(What to do) Output all entries exactly as they appear and skip the pictures.

(Information provided)
________________

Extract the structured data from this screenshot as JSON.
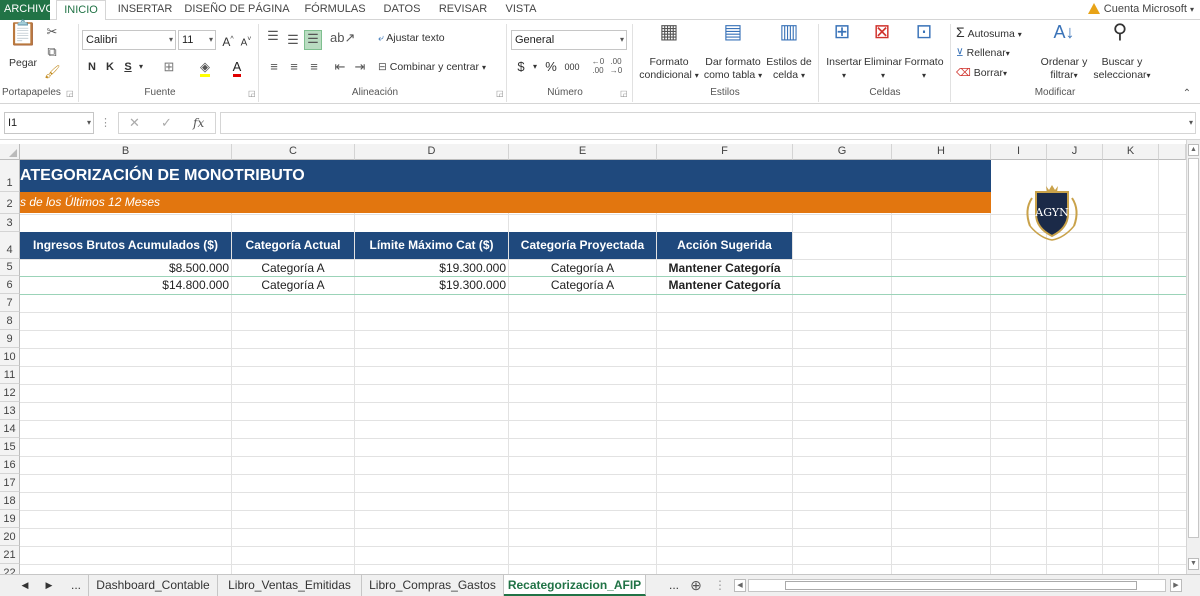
{
  "menu": {
    "tabs": [
      "ARCHIVO",
      "INICIO",
      "INSERTAR",
      "DISEÑO DE PÁGINA",
      "FÓRMULAS",
      "DATOS",
      "REVISAR",
      "VISTA"
    ],
    "account": "Cuenta Microsoft"
  },
  "ribbon": {
    "clipboard": {
      "paste": "Pegar",
      "label": "Portapapeles"
    },
    "font": {
      "name": "Calibri",
      "size": "11",
      "bold": "N",
      "italic": "K",
      "underline": "S",
      "label": "Fuente"
    },
    "alignment": {
      "wrap": "Ajustar texto",
      "merge": "Combinar y centrar",
      "label": "Alineación"
    },
    "number": {
      "format": "General",
      "currency": "$",
      "percent": "%",
      "thousands": "000",
      "label": "Número"
    },
    "styles": {
      "cond1": "Formato",
      "cond2": "condicional",
      "table1": "Dar formato",
      "table2": "como tabla",
      "cell1": "Estilos de",
      "cell2": "celda",
      "label": "Estilos"
    },
    "cells": {
      "insert": "Insertar",
      "delete": "Eliminar",
      "format": "Formato",
      "label": "Celdas"
    },
    "editing": {
      "autosum": "Autosuma",
      "fill": "Rellenar",
      "clear": "Borrar",
      "sort1": "Ordenar y",
      "sort2": "filtrar",
      "find1": "Buscar y",
      "find2": "seleccionar",
      "label": "Modificar"
    }
  },
  "formula_bar": {
    "name_box": "I1",
    "fx": "fx",
    "formula": ""
  },
  "columns": [
    "B",
    "C",
    "D",
    "E",
    "F",
    "G",
    "H",
    "I",
    "J",
    "K"
  ],
  "rows": [
    "1",
    "2",
    "3",
    "4",
    "5",
    "6",
    "7",
    "8",
    "9",
    "10",
    "11",
    "12",
    "13",
    "14",
    "15",
    "16",
    "17",
    "18",
    "19",
    "20",
    "21",
    "22"
  ],
  "sheet": {
    "title": "ATEGORIZACIÓN DE MONOTRIBUTO",
    "subtitle": "s de los Últimos 12 Meses",
    "headers": [
      "Ingresos Brutos Acumulados ($)",
      "Categoría Actual",
      "Límite Máximo Cat ($)",
      "Categoría Proyectada",
      "Acción Sugerida"
    ],
    "data": [
      [
        "$8.500.000",
        "Categoría A",
        "$19.300.000",
        "Categoría A",
        "Mantener Categoría"
      ],
      [
        "$14.800.000",
        "Categoría A",
        "$19.300.000",
        "Categoría A",
        "Mantener Categoría"
      ]
    ],
    "logo_text": "AGYN"
  },
  "sheet_tabs": {
    "items": [
      "Dashboard_Contable",
      "Libro_Ventas_Emitidas",
      "Libro_Compras_Gastos",
      "Recategorizacion_AFIP"
    ],
    "ellipsis": "..."
  },
  "colors": {
    "header_blue": "#1f497d",
    "band_orange": "#e2760f",
    "excel_green": "#217346"
  }
}
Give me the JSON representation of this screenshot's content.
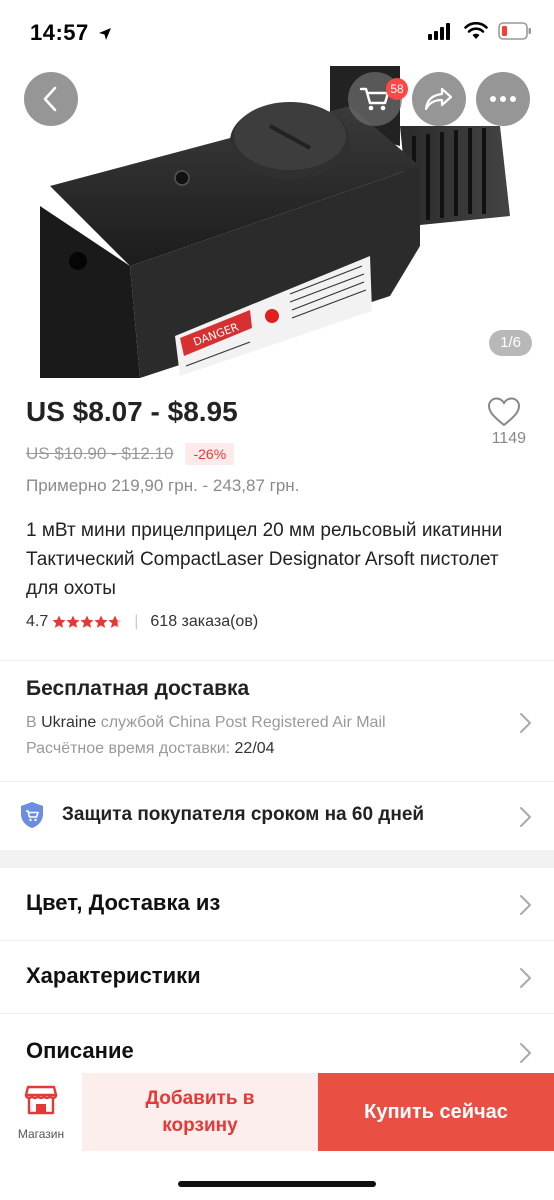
{
  "status_bar": {
    "time": "14:57"
  },
  "hero": {
    "cart_count": "58",
    "page_indicator": "1/6"
  },
  "product": {
    "price": "US $8.07 - $8.95",
    "old_price": "US $10.90 - $12.10",
    "discount": "-26%",
    "approx_price": "Примерно 219,90 грн. - 243,87 грн.",
    "wishlist_count": "1149",
    "title": "1 мВт мини прицелприцел 20 мм рельсовый икатинни Тактический CompactLaser Designator Arsoft пистолет для охоты",
    "rating": "4.7",
    "rating_stars": 4.7,
    "orders": "618 заказа(ов)"
  },
  "shipping": {
    "title": "Бесплатная доставка",
    "to_prefix": "В",
    "country": "Ukraine",
    "service": "службой China Post Registered Air Mail",
    "eta_label": "Расчётное время доставки:",
    "eta_value": "22/04"
  },
  "protection": {
    "text": "Защита покупателя сроком на 60 дней"
  },
  "menu": {
    "color_delivery": "Цвет, Доставка из",
    "specs": "Характеристики",
    "description": "Описание"
  },
  "bottom_bar": {
    "store_label": "Магазин",
    "add_to_cart": "Добавить в корзину",
    "buy_now": "Купить сейчас"
  },
  "colors": {
    "accent": "#ea4f43",
    "discount_text": "#e53935",
    "badge": "#ff4747",
    "protection_icon": "#6b8ee0"
  },
  "icons": [
    "back-icon",
    "cart-icon",
    "share-icon",
    "more-icon",
    "heart-icon",
    "star-icon",
    "chevron-right-icon",
    "shield-cart-icon",
    "store-icon"
  ]
}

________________

(Answer to this problem)
Extract the structured data from this screenshot as JSON.
{
  "menu": {
    "tabs": [
      "ARCHIVO",
      "INICIO",
      "INSERTAR",
      "DISEÑO DE PÁGINA",
      "FÓRMULAS",
      "DATOS",
      "REVISAR",
      "VISTA"
    ],
    "account": "Cuenta Microsoft"
  },
  "ribbon": {
    "clipboard": {
      "paste": "Pegar",
      "label": "Portapapeles"
    },
    "font": {
      "name": "Calibri",
      "size": "11",
      "bold": "N",
      "italic": "K",
      "underline": "S",
      "label": "Fuente"
    },
    "alignment": {
      "wrap": "Ajustar texto",
      "merge": "Combinar y centrar",
      "label": "Alineación"
    },
    "number": {
      "format": "General",
      "currency": "$",
      "percent": "%",
      "thousands": "000",
      "label": "Número"
    },
    "styles": {
      "cond1": "Formato",
      "cond2": "condicional",
      "table1": "Dar formato",
      "table2": "como tabla",
      "cell1": "Estilos de",
      "cell2": "celda",
      "label": "Estilos"
    },
    "cells": {
      "insert": "Insertar",
      "delete": "Eliminar",
      "format": "Formato",
      "label": "Celdas"
    },
    "editing": {
      "autosum": "Autosuma",
      "fill": "Rellenar",
      "clear": "Borrar",
      "sort1": "Ordenar y",
      "sort2": "filtrar",
      "find1": "Buscar y",
      "find2": "seleccionar",
      "label": "Modificar"
    }
  },
  "formula_bar": {
    "name_box": "I1",
    "fx": "fx",
    "formula": ""
  },
  "columns": [
    "B",
    "C",
    "D",
    "E",
    "F",
    "G",
    "H",
    "I",
    "J",
    "K"
  ],
  "rows": [
    "1",
    "2",
    "3",
    "4",
    "5",
    "6",
    "7",
    "8",
    "9",
    "10",
    "11",
    "12",
    "13",
    "14",
    "15",
    "16",
    "17",
    "18",
    "19",
    "20",
    "21",
    "22"
  ],
  "sheet": {
    "title": "ATEGORIZACIÓN DE MONOTRIBUTO",
    "subtitle": "s de los Últimos 12 Meses",
    "headers": [
      "Ingresos Brutos Acumulados ($)",
      "Categoría Actual",
      "Límite Máximo Cat ($)",
      "Categoría Proyectada",
      "Acción Sugerida"
    ],
    "data": [
      [
        "$8.500.000",
        "Categoría A",
        "$19.300.000",
        "Categoría A",
        "Mantener Categoría"
      ],
      [
        "$14.800.000",
        "Categoría A",
        "$19.300.000",
        "Categoría A",
        "Mantener Categoría"
      ]
    ],
    "logo_text": "AGYN"
  },
  "sheet_tabs": {
    "items": [
      "Dashboard_Contable",
      "Libro_Ventas_Emitidas",
      "Libro_Compras_Gastos",
      "Recategorizacion_AFIP"
    ],
    "ellipsis": "..."
  },
  "colors": {
    "header_blue": "#1f497d",
    "band_orange": "#e2760f",
    "excel_green": "#217346"
  }
}
Give me the JSON representation of this screenshot's content.
{
  "status_bar": {
    "time": "14:57"
  },
  "hero": {
    "cart_count": "58",
    "page_indicator": "1/6"
  },
  "product": {
    "price": "US $8.07 - $8.95",
    "old_price": "US $10.90 - $12.10",
    "discount": "-26%",
    "approx_price": "Примерно 219,90 грн. - 243,87 грн.",
    "wishlist_count": "1149",
    "title": "1 мВт мини прицелприцел 20 мм рельсовый икатинни Тактический CompactLaser Designator Arsoft пистолет для охоты",
    "rating": "4.7",
    "rating_stars": 4.7,
    "orders": "618 заказа(ов)"
  },
  "shipping": {
    "title": "Бесплатная доставка",
    "to_prefix": "В",
    "country": "Ukraine",
    "service": "службой China Post Registered Air Mail",
    "eta_label": "Расчётное время доставки:",
    "eta_value": "22/04"
  },
  "protection": {
    "text": "Защита покупателя сроком на 60 дней"
  },
  "menu": {
    "color_delivery": "Цвет, Доставка из",
    "specs": "Характеристики",
    "description": "Описание"
  },
  "bottom_bar": {
    "store_label": "Магазин",
    "add_to_cart": "Добавить в корзину",
    "buy_now": "Купить сейчас"
  },
  "colors": {
    "accent": "#ea4f43",
    "discount_text": "#e53935",
    "badge": "#ff4747",
    "protection_icon": "#6b8ee0"
  },
  "icons": [
    "back-icon",
    "cart-icon",
    "share-icon",
    "more-icon",
    "heart-icon",
    "star-icon",
    "chevron-right-icon",
    "shield-cart-icon",
    "store-icon"
  ]
}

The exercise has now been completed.